Despite the heat it’s been really good fishing at the south end of the Grand Strand, and it’s hard to discuss the last week of fishing for Captain Tom Cushman of Cush’s Calmwater Charters (843-997-5850) without leading off with the flounder report. This week they caught an eight(!) pound fish inshore and then more big fish up to 21 inches. However, it seems like the fish are starting to make their way to deeper water and the nearshore reefs. While the 8-pounder was caught inside the jetties, it had moved out of the creeks and seemed to be heading offshore. For anglers continuing to fish inside the creeks it’s a good bet to seek out slightly deeper water where the fish can find cooler temperatures.
While they haven’t caught a ton of trout, they have caught some really big breeding fish up to 21 inches (released). The jetties have been holding the most trout, and live shrimp or finger mullet under a cork have been working.
Unfortunately the redfish have been very hard to find, and Tom believes the resident population is very low. Eventually some fish will move down from the Little River area or up from Georgetown, and for a while there will be some action, but they seem to be heavily overfished in the area.
There are some Spanish mackerel inside the jetties, but the best numbers are running the beaches with all the bait. There have also been some small cobia up to about 30 inches but they seem to be moving out.

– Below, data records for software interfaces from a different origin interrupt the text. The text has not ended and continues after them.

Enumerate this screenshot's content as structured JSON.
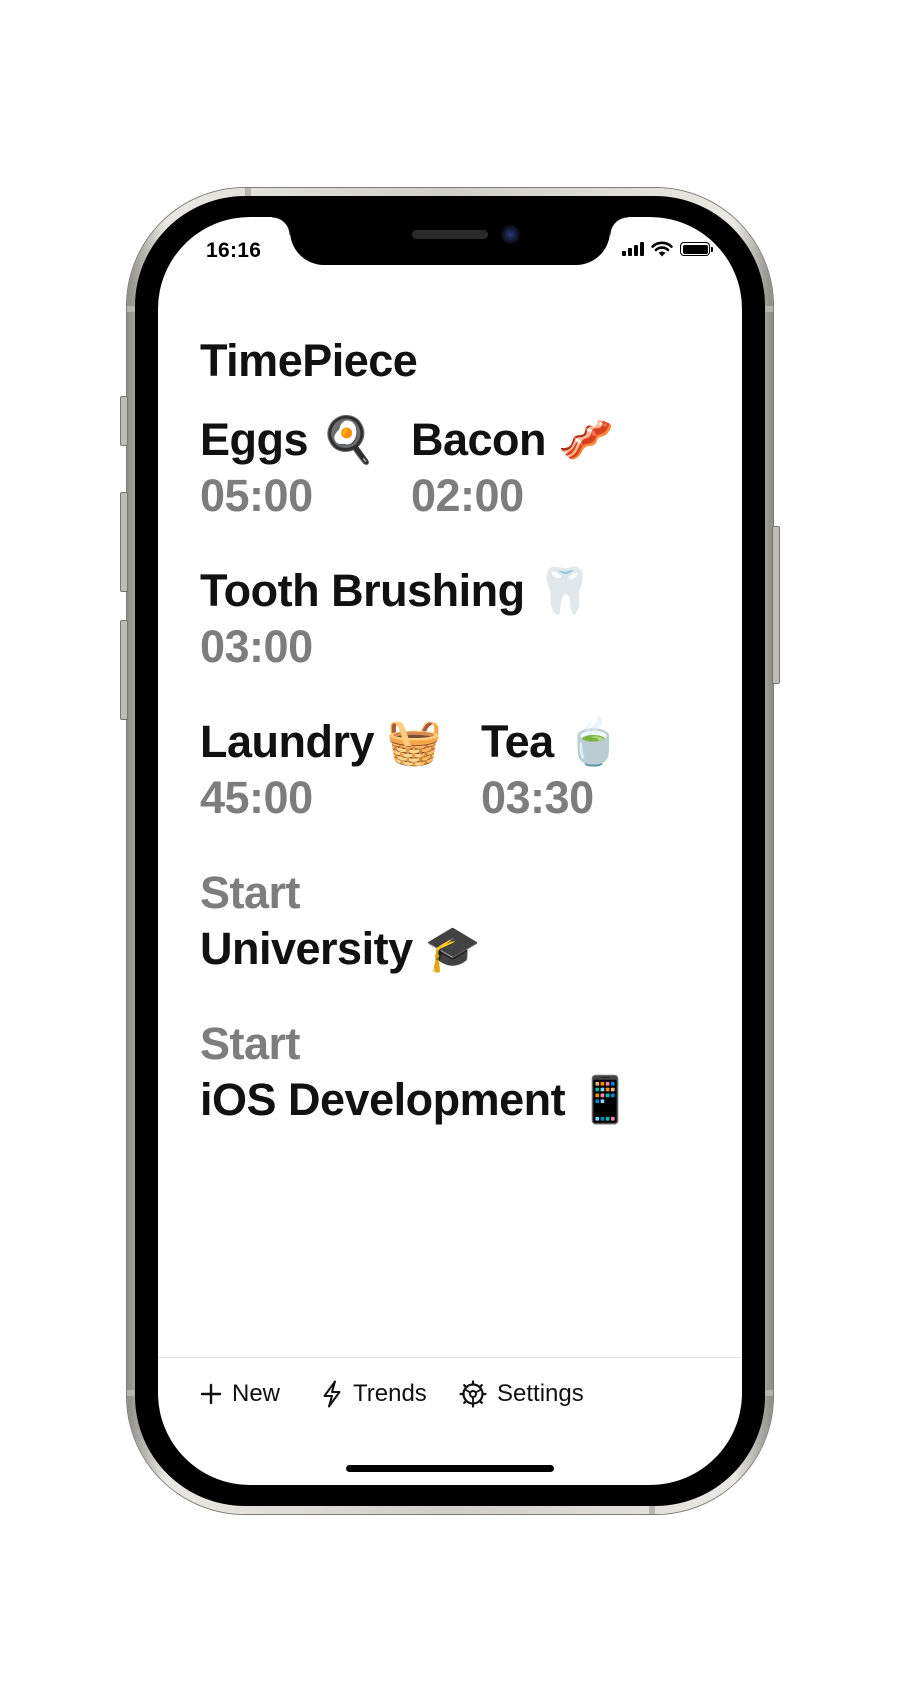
{
  "status_bar": {
    "time": "16:16"
  },
  "app": {
    "title": "TimePiece"
  },
  "timers": [
    {
      "name": "Eggs",
      "emoji": "🍳",
      "time": "05:00"
    },
    {
      "name": "Bacon",
      "emoji": "🥓",
      "time": "02:00"
    },
    {
      "name": "Tooth Brushing",
      "emoji": "🦷",
      "time": "03:00"
    },
    {
      "name": "Laundry",
      "emoji": "🧺",
      "time": "45:00"
    },
    {
      "name": "Tea",
      "emoji": "🍵",
      "time": "03:30"
    }
  ],
  "start_items": [
    {
      "label": "Start",
      "name": "University",
      "emoji": "🎓"
    },
    {
      "label": "Start",
      "name": "iOS Development",
      "emoji": "📱"
    }
  ],
  "tabbar": {
    "new": {
      "label": "New",
      "icon": "plus-icon"
    },
    "trends": {
      "label": "Trends",
      "icon": "bolt-icon"
    },
    "settings": {
      "label": "Settings",
      "icon": "gear-icon"
    }
  },
  "colors": {
    "text": "#111111",
    "secondary": "#7d7d7d",
    "background": "#ffffff"
  }
}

While Tom would expect the best shark fishing to be along the beaches, recently it’s best really good inside the jetties. Mostly they are blacktip sharks and generally running from about 7-70 pounds. Outside the jetties there should be more bonnetheads, dusky sharks, and sand sharks.